━━━ Supplied records

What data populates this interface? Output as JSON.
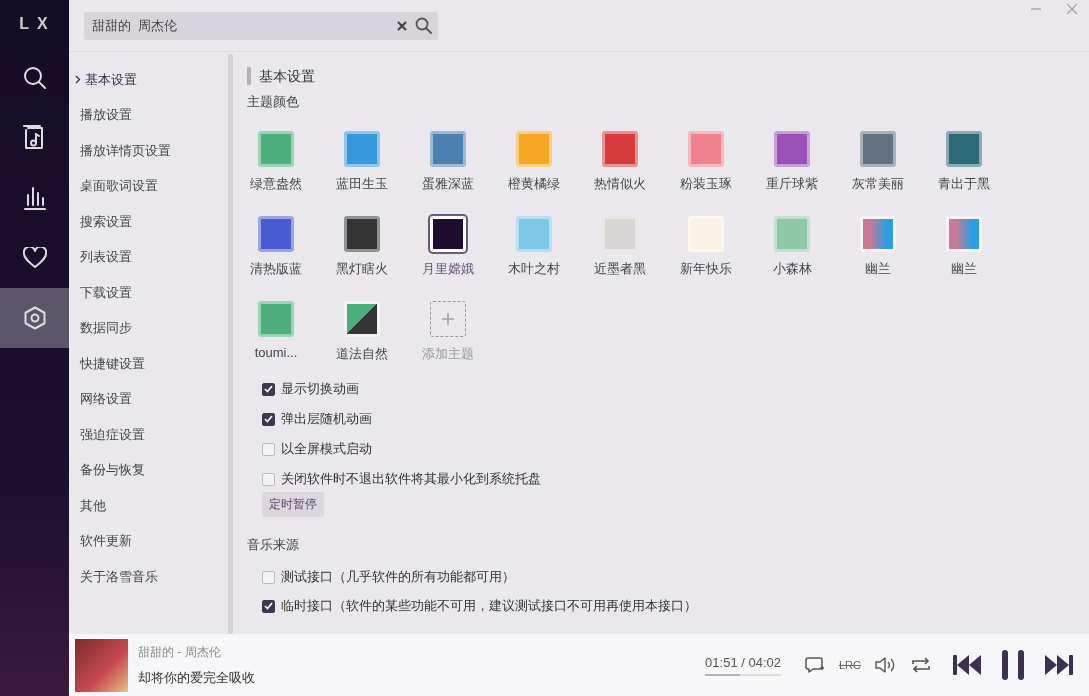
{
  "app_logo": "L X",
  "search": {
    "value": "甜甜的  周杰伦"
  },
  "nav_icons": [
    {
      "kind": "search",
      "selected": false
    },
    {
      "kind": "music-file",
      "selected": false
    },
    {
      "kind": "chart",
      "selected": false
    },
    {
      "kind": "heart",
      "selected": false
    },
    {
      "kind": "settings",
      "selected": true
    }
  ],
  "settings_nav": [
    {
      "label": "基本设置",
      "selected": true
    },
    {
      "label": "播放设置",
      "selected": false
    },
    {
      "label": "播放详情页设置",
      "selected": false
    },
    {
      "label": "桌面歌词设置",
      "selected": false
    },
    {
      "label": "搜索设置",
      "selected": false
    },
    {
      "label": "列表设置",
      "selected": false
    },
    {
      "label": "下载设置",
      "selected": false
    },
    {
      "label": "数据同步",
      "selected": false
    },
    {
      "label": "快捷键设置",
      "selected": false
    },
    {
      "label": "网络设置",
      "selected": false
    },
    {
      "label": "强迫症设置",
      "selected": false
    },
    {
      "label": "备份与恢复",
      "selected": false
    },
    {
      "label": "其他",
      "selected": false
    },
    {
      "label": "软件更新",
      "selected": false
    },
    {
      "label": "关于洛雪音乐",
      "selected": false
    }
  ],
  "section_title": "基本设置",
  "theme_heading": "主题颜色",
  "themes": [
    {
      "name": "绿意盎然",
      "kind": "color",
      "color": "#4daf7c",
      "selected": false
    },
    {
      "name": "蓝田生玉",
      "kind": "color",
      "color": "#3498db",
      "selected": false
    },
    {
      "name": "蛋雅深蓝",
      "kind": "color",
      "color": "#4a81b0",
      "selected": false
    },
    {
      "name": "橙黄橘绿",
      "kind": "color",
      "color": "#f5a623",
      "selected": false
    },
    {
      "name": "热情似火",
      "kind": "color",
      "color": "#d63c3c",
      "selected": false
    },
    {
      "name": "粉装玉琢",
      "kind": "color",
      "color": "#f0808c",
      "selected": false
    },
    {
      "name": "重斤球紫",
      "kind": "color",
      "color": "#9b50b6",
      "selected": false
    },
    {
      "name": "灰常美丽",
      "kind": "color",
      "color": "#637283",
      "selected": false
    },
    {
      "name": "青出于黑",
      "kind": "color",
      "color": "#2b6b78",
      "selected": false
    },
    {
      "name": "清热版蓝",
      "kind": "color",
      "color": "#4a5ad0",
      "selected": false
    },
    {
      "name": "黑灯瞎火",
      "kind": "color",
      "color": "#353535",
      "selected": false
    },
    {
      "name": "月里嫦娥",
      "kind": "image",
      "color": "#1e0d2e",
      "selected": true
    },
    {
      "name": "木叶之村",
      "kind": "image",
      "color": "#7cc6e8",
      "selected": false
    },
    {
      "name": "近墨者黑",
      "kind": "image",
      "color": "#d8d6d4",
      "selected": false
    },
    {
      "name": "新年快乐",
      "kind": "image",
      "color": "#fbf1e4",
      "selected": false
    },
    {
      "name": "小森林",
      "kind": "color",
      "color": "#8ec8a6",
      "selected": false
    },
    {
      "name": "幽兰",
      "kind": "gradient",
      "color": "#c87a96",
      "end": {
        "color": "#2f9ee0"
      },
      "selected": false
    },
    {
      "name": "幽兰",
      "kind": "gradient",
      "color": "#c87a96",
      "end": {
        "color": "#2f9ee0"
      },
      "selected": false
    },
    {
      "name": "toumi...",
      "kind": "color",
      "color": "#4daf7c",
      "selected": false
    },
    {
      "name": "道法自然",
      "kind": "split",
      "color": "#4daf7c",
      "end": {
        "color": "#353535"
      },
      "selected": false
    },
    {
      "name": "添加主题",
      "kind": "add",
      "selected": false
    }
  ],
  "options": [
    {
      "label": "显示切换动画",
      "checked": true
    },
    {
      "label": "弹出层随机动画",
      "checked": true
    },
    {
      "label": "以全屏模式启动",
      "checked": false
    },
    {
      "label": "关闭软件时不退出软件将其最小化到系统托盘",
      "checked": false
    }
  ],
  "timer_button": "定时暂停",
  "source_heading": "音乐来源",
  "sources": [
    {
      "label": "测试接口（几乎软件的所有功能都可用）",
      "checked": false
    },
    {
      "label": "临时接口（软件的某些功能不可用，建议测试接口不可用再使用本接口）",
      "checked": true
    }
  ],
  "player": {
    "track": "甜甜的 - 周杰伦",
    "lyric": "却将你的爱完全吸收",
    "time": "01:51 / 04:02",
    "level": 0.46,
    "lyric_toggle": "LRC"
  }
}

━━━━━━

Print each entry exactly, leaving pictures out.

= Answer for this exercise =
What data populates this interface? Output as JSON.
{
  "app_logo": "L X",
  "search": {
    "value": "甜甜的  周杰伦"
  },
  "nav_icons": [
    {
      "kind": "search",
      "selected": false
    },
    {
      "kind": "music-file",
      "selected": false
    },
    {
      "kind": "chart",
      "selected": false
    },
    {
      "kind": "heart",
      "selected": false
    },
    {
      "kind": "settings",
      "selected": true
    }
  ],
  "settings_nav": [
    {
      "label": "基本设置",
      "selected": true
    },
    {
      "label": "播放设置",
      "selected": false
    },
    {
      "label": "播放详情页设置",
      "selected": false
    },
    {
      "label": "桌面歌词设置",
      "selected": false
    },
    {
      "label": "搜索设置",
      "selected": false
    },
    {
      "label": "列表设置",
      "selected": false
    },
    {
      "label": "下载设置",
      "selected": false
    },
    {
      "label": "数据同步",
      "selected": false
    },
    {
      "label": "快捷键设置",
      "selected": false
    },
    {
      "label": "网络设置",
      "selected": false
    },
    {
      "label": "强迫症设置",
      "selected": false
    },
    {
      "label": "备份与恢复",
      "selected": false
    },
    {
      "label": "其他",
      "selected": false
    },
    {
      "label": "软件更新",
      "selected": false
    },
    {
      "label": "关于洛雪音乐",
      "selected": false
    }
  ],
  "section_title": "基本设置",
  "theme_heading": "主题颜色",
  "themes": [
    {
      "name": "绿意盎然",
      "kind": "color",
      "color": "#4daf7c",
      "selected": false
    },
    {
      "name": "蓝田生玉",
      "kind": "color",
      "color": "#3498db",
      "selected": false
    },
    {
      "name": "蛋雅深蓝",
      "kind": "color",
      "color": "#4a81b0",
      "selected": false
    },
    {
      "name": "橙黄橘绿",
      "kind": "color",
      "color": "#f5a623",
      "selected": false
    },
    {
      "name": "热情似火",
      "kind": "color",
      "color": "#d63c3c",
      "selected": false
    },
    {
      "name": "粉装玉琢",
      "kind": "color",
      "color": "#f0808c",
      "selected": false
    },
    {
      "name": "重斤球紫",
      "kind": "color",
      "color": "#9b50b6",
      "selected": false
    },
    {
      "name": "灰常美丽",
      "kind": "color",
      "color": "#637283",
      "selected": false
    },
    {
      "name": "青出于黑",
      "kind": "color",
      "color": "#2b6b78",
      "selected": false
    },
    {
      "name": "清热版蓝",
      "kind": "color",
      "color": "#4a5ad0",
      "selected": false
    },
    {
      "name": "黑灯瞎火",
      "kind": "color",
      "color": "#353535",
      "selected": false
    },
    {
      "name": "月里嫦娥",
      "kind": "image",
      "color": "#1e0d2e",
      "selected": true
    },
    {
      "name": "木叶之村",
      "kind": "image",
      "color": "#7cc6e8",
      "selected": false
    },
    {
      "name": "近墨者黑",
      "kind": "image",
      "color": "#d8d6d4",
      "selected": false
    },
    {
      "name": "新年快乐",
      "kind": "image",
      "color": "#fbf1e4",
      "selected": false
    },
    {
      "name": "小森林",
      "kind": "color",
      "color": "#8ec8a6",
      "selected": false
    },
    {
      "name": "幽兰",
      "kind": "gradient",
      "color": "#c87a96",
      "end": {
        "color": "#2f9ee0"
      },
      "selected": false
    },
    {
      "name": "幽兰",
      "kind": "gradient",
      "color": "#c87a96",
      "end": {
        "color": "#2f9ee0"
      },
      "selected": false
    },
    {
      "name": "toumi...",
      "kind": "color",
      "color": "#4daf7c",
      "selected": false
    },
    {
      "name": "道法自然",
      "kind": "split",
      "color": "#4daf7c",
      "end": {
        "color": "#353535"
      },
      "selected": false
    },
    {
      "name": "添加主题",
      "kind": "add",
      "selected": false
    }
  ],
  "options": [
    {
      "label": "显示切换动画",
      "checked": true
    },
    {
      "label": "弹出层随机动画",
      "checked": true
    },
    {
      "label": "以全屏模式启动",
      "checked": false
    },
    {
      "label": "关闭软件时不退出软件将其最小化到系统托盘",
      "checked": false
    }
  ],
  "timer_button": "定时暂停",
  "source_heading": "音乐来源",
  "sources": [
    {
      "label": "测试接口（几乎软件的所有功能都可用）",
      "checked": false
    },
    {
      "label": "临时接口（软件的某些功能不可用，建议测试接口不可用再使用本接口）",
      "checked": true
    }
  ],
  "player": {
    "track": "甜甜的 - 周杰伦",
    "lyric": "却将你的爱完全吸收",
    "time": "01:51 / 04:02",
    "level": 0.46,
    "lyric_toggle": "LRC"
  }
}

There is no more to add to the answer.